Friday, April 10, 2015

On the Slow Train by Michael Williams

Bookcase 22's On the Slow Train: Twelve Great British Railway Journeys by Michael Williams is an interesting set of excursions on some of Britain's more obscure rail lines. It's more of a travelogue than a book about trains per se, although the author is clearing a "train man" judging by the enthusiasm he shows over things like the different locomotives (I hope that's the right word) pulling the carriages, and most of the content describes the journey rather than the destination.



I've actually been on quite a few of the lines mentioned, or at least bits of them. I must confess when on a train I rarely look out the window for long, I normally have my head in a book or some electronic device. So a lot of what Michael Williams describes on these journeys completely passed me by. On a few of them though, when I was in full holiday mode, I did admire at least some of the view: the Isle of Wight line, and the Cumbrian coastal line in particular.

Underpinning the whole book though is a deep felt sadness and nostalgia for the steam era when Britain's rail network was much more substantial than it is today. Most of the lines Michael Williams visits are ones which only just escaped Beeching's axe, quite a few of them thanks to campaigns by local residents. I've always felt we'd be much better off improving some of the lesser used branch lines like the ones in this book than spending tens of billions on building HS2, and this book simply reinforces that view. I award Slow Train 7 out of 10, it's been an improvement on the last couple of non-fiction books.

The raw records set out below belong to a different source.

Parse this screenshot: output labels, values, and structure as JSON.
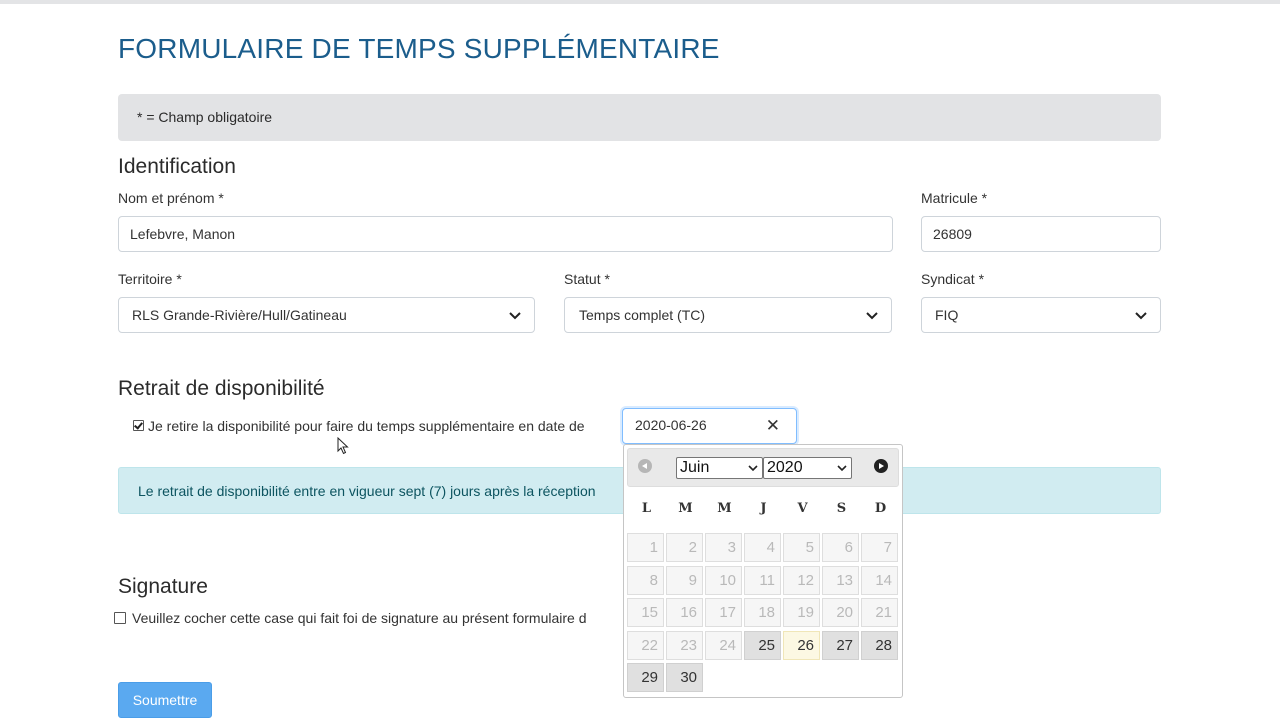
{
  "page": {
    "title": "FORMULAIRE DE TEMPS SUPPLÉMENTAIRE",
    "required_note": "* = Champ obligatoire"
  },
  "identification": {
    "heading": "Identification",
    "name_label": "Nom et prénom *",
    "name_value": "Lefebvre, Manon",
    "matricule_label": "Matricule *",
    "matricule_value": "26809",
    "territoire_label": "Territoire *",
    "territoire_value": "RLS Grande-Rivière/Hull/Gatineau",
    "statut_label": "Statut *",
    "statut_value": "Temps complet (TC)",
    "syndicat_label": "Syndicat *",
    "syndicat_value": "FIQ"
  },
  "retrait": {
    "heading": "Retrait de disponibilité",
    "checkbox_checked": true,
    "checkbox_label": "Je retire la disponibilité pour faire du temps supplémentaire en date de",
    "date_value": "2020-06-26",
    "clear_symbol": "✕",
    "info_text": "Le retrait de disponibilité entre en vigueur sept (7) jours après la réception"
  },
  "datepicker": {
    "month": "Juin",
    "year": "2020",
    "weekdays": [
      "L",
      "M",
      "M",
      "J",
      "V",
      "S",
      "D"
    ],
    "weeks": [
      [
        "1",
        "2",
        "3",
        "4",
        "5",
        "6",
        "7"
      ],
      [
        "8",
        "9",
        "10",
        "11",
        "12",
        "13",
        "14"
      ],
      [
        "15",
        "16",
        "17",
        "18",
        "19",
        "20",
        "21"
      ],
      [
        "22",
        "23",
        "24",
        "25",
        "26",
        "27",
        "28"
      ],
      [
        "29",
        "30"
      ]
    ],
    "enabled_days": [
      "25",
      "26",
      "27",
      "28",
      "29",
      "30"
    ],
    "selected_day": "26"
  },
  "signature": {
    "heading": "Signature",
    "checkbox_checked": false,
    "checkbox_label": "Veuillez cocher cette case qui fait foi de signature au présent formulaire d"
  },
  "submit": {
    "label": "Soumettre"
  },
  "colors": {
    "title": "#1b5d8c",
    "info_bg": "#d1ecf1",
    "submit_bg": "#5aa9f0",
    "selected_day_bg": "#fcf8e3"
  }
}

One line Michael Williams doesn't pick is the Reading to Gatwick service, passing through Dorking, which I use every weekday, and quite a few weekends. I suppose technically it's not a "slow" line but it certainly feels like it some days especially in the winter!

Slow Train completes my reading in the Transport section. Next up is Computing, and I have selected jQuery: A Beginner's Guide by John Pollock as book 23.



Computing is my profession, more specifically writing software of one sort or another. jQuery, for those who don't know, is a library of functions for use on web pages. It's at the heart of most modern sophisticated pages that we've all got used to over the last few years on our computers, tablets and phones. I'm not really a beginner, having used it professionally, but I'm certainly not an expert either as it's not something I use every day and I'm bound to benefit from reading books like this to fill in a few gaps. The IT section of the library is very useful to dip into and hone your skills in areas like this. I quite often get books out. It's rare that I read them from cover to cover, but certainly I've read chapters from many IT books in the library, as they aren't cheap to buy. Having said that on this bookcase there is yet again already a book I have read in full - Blogging for Dummies. I think the last five or six bookcases have already contained a book I have read before!

No comments:

Post a Comment